Cheney was registered in Casper, Wyo., from 1978 until he moved to Dallas -- a period that includes his 21 years in Congress and his tenure as defense secretary from 1989 to 1993. Only records of federal elections, not state or local ballots, are available for Wyoming in those years. Those show that Cheney voted in every federal primary and general election from 1978 to 1994.
Gans said the record suggests that Cheney, once out of office, joined a bulk of Americans who only vote in the "big" elections. "Not voting in an uncontested primary is not a crime," he said.
Cheney's two-for-16 voting history compares with a five-for-six election participation rate of his Democratic counterpart, Sen. Joe Lieberman, over the same period in Connecticut.
Records in New Haven show that Lieberman voted in all but one of six elections there since December 1995, missing a November 1997 mayoral contest. Records before 1995 were not available.
Voter logs in Austin and Dallas show that since 1988, Bush has voted in 38 of 39 elections, missing only the 1992 primary. Gore has not missed any of the 16 elections since 1972 in his hometown of Carthage, Tenn.
Poll shows Cheney's negative rating growing
Also on Friday, Cheney shrugged off a new poll showing his unfavorable ratings among voters was growing. The poll, by ABC-Washington Post, showed 42 percent of voters viewed Cheney favorably, while 20 percent viewed him negatively -- almost double his negative ratings shown in a poll taken after Bush chose him about six weeks ago.
"I don't spend a lot of time worrying about my favorables or unfavorables," Cheney told reporters. "It's not a personality contest in terms of the vice presidential campaigns. It's about which ticket can win the election."
The favorability ratings of Gore's running mate, Lieberman, have nearly doubled to 46 percent from 24 percent a month ago, the poll showed.
Fifteen percent of voters had a negative opinion of Lieberman in the latest poll, up from 10 percent in August.
- Information from the Dallas Morning News, Associated Press and New York Times was included in this report.

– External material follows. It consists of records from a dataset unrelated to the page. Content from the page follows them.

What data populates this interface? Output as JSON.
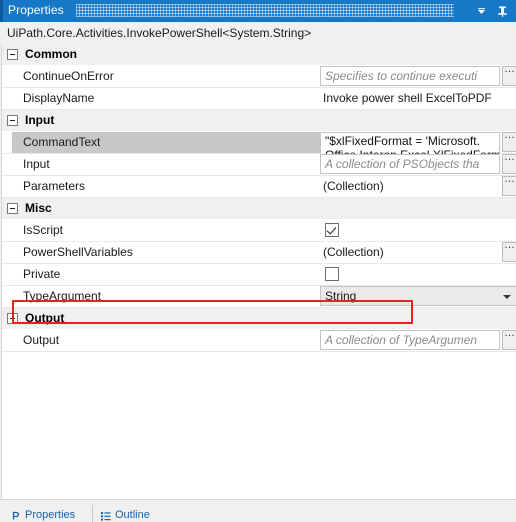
{
  "window": {
    "title": "Properties",
    "chevron_icon": "chevron-down-icon",
    "pin_icon": "pin-icon",
    "accent_color": "#1878c8"
  },
  "type_line": "UiPath.Core.Activities.InvokePowerShell<System.String>",
  "annotation": {
    "color": "#e8231b",
    "target": "PowerShellVariables"
  },
  "groups": [
    {
      "label": "Common",
      "expanded": true,
      "rows": [
        {
          "name": "ContinueOnError",
          "kind": "hintbox",
          "value": "",
          "placeholder": "Specifies to continue executi",
          "ellipsis": true,
          "selected": false
        },
        {
          "name": "DisplayName",
          "kind": "text",
          "value": "Invoke power shell ExcelToPDF",
          "ellipsis": false,
          "selected": false
        }
      ]
    },
    {
      "label": "Input",
      "expanded": true,
      "rows": [
        {
          "name": "CommandText",
          "kind": "code",
          "value": "\"$xlFixedFormat = 'Microsoft.",
          "value_line2": "Office.Interop.Excel.XlFixedFormatType'",
          "ellipsis": true,
          "selected": true
        },
        {
          "name": "Input",
          "kind": "hintbox",
          "value": "",
          "placeholder": "A collection of PSObjects tha",
          "ellipsis": true,
          "selected": false
        },
        {
          "name": "Parameters",
          "kind": "text",
          "value": "(Collection)",
          "ellipsis": true,
          "selected": false
        }
      ]
    },
    {
      "label": "Misc",
      "expanded": true,
      "rows": [
        {
          "name": "IsScript",
          "kind": "checkbox",
          "checked": true,
          "ellipsis": false,
          "selected": false
        },
        {
          "name": "PowerShellVariables",
          "kind": "text",
          "value": "(Collection)",
          "ellipsis": true,
          "selected": false,
          "annotated": true
        },
        {
          "name": "Private",
          "kind": "checkbox",
          "checked": false,
          "ellipsis": false,
          "selected": false
        },
        {
          "name": "TypeArgument",
          "kind": "dropdown",
          "value": "String",
          "ellipsis": false,
          "selected": false
        }
      ]
    },
    {
      "label": "Output",
      "expanded": true,
      "rows": [
        {
          "name": "Output",
          "kind": "hintbox",
          "value": "",
          "placeholder": "A collection of TypeArgumen",
          "ellipsis": true,
          "selected": false
        }
      ]
    }
  ],
  "bottom_tabs": [
    {
      "label": "Properties",
      "icon": "properties-icon",
      "active": true
    },
    {
      "label": "Outline",
      "icon": "outline-icon",
      "active": false
    }
  ]
}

© 2006 • All Rights Reserved • Tampa Bay Times
490 First Avenue South St. Petersburg, FL 33701 727-893-8111
From the Times wire desk
From the AP